* **Work order**
Write all of the entries out again exactly, but not the images.

* **Information shown**
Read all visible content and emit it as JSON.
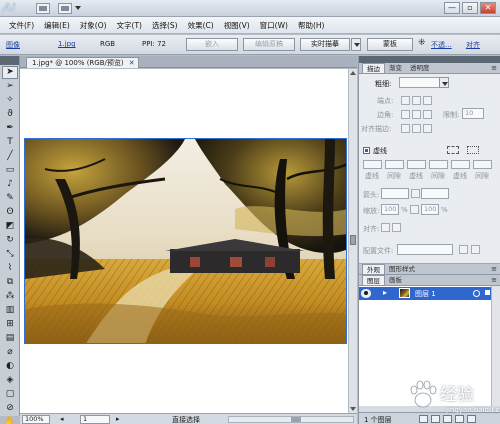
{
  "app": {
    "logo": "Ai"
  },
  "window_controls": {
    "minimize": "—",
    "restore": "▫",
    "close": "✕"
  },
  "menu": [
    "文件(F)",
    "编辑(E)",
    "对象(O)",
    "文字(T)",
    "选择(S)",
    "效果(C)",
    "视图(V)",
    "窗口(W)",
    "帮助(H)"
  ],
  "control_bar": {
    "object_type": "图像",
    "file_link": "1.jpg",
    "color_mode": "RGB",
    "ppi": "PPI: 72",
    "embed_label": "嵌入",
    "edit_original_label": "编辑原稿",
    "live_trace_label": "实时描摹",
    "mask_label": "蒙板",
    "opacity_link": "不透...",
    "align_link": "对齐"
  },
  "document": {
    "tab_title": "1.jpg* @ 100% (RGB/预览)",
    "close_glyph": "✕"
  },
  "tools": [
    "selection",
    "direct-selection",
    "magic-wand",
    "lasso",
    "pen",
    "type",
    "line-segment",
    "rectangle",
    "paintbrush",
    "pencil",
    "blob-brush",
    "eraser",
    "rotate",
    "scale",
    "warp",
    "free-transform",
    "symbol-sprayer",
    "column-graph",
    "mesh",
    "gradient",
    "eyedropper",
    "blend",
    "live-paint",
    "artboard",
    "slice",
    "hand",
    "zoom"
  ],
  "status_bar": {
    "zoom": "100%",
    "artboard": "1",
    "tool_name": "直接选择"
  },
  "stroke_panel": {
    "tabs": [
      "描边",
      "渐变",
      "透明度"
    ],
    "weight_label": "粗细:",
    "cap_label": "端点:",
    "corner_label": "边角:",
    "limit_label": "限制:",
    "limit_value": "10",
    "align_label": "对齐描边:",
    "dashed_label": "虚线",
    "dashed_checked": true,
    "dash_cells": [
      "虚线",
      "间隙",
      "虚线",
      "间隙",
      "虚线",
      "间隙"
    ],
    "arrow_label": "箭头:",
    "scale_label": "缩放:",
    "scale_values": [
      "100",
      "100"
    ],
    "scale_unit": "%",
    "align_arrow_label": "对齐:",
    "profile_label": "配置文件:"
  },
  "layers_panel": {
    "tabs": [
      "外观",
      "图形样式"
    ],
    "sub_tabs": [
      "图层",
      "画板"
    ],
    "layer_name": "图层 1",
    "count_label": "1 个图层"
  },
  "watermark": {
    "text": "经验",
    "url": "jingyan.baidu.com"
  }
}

* **Reply**
Read all visible content and emit it as JSON.
{
  "app": {
    "logo": "Ai"
  },
  "window_controls": {
    "minimize": "—",
    "restore": "▫",
    "close": "✕"
  },
  "menu": [
    "文件(F)",
    "编辑(E)",
    "对象(O)",
    "文字(T)",
    "选择(S)",
    "效果(C)",
    "视图(V)",
    "窗口(W)",
    "帮助(H)"
  ],
  "control_bar": {
    "object_type": "图像",
    "file_link": "1.jpg",
    "color_mode": "RGB",
    "ppi": "PPI: 72",
    "embed_label": "嵌入",
    "edit_original_label": "编辑原稿",
    "live_trace_label": "实时描摹",
    "mask_label": "蒙板",
    "opacity_link": "不透...",
    "align_link": "对齐"
  },
  "document": {
    "tab_title": "1.jpg* @ 100% (RGB/预览)",
    "close_glyph": "✕"
  },
  "tools": [
    "selection",
    "direct-selection",
    "magic-wand",
    "lasso",
    "pen",
    "type",
    "line-segment",
    "rectangle",
    "paintbrush",
    "pencil",
    "blob-brush",
    "eraser",
    "rotate",
    "scale",
    "warp",
    "free-transform",
    "symbol-sprayer",
    "column-graph",
    "mesh",
    "gradient",
    "eyedropper",
    "blend",
    "live-paint",
    "artboard",
    "slice",
    "hand",
    "zoom"
  ],
  "status_bar": {
    "zoom": "100%",
    "artboard": "1",
    "tool_name": "直接选择"
  },
  "stroke_panel": {
    "tabs": [
      "描边",
      "渐变",
      "透明度"
    ],
    "weight_label": "粗细:",
    "cap_label": "端点:",
    "corner_label": "边角:",
    "limit_label": "限制:",
    "limit_value": "10",
    "align_label": "对齐描边:",
    "dashed_label": "虚线",
    "dashed_checked": true,
    "dash_cells": [
      "虚线",
      "间隙",
      "虚线",
      "间隙",
      "虚线",
      "间隙"
    ],
    "arrow_label": "箭头:",
    "scale_label": "缩放:",
    "scale_values": [
      "100",
      "100"
    ],
    "scale_unit": "%",
    "align_arrow_label": "对齐:",
    "profile_label": "配置文件:"
  },
  "layers_panel": {
    "tabs": [
      "外观",
      "图形样式"
    ],
    "sub_tabs": [
      "图层",
      "画板"
    ],
    "layer_name": "图层 1",
    "count_label": "1 个图层"
  },
  "watermark": {
    "text": "经验",
    "url": "jingyan.baidu.com"
  }
}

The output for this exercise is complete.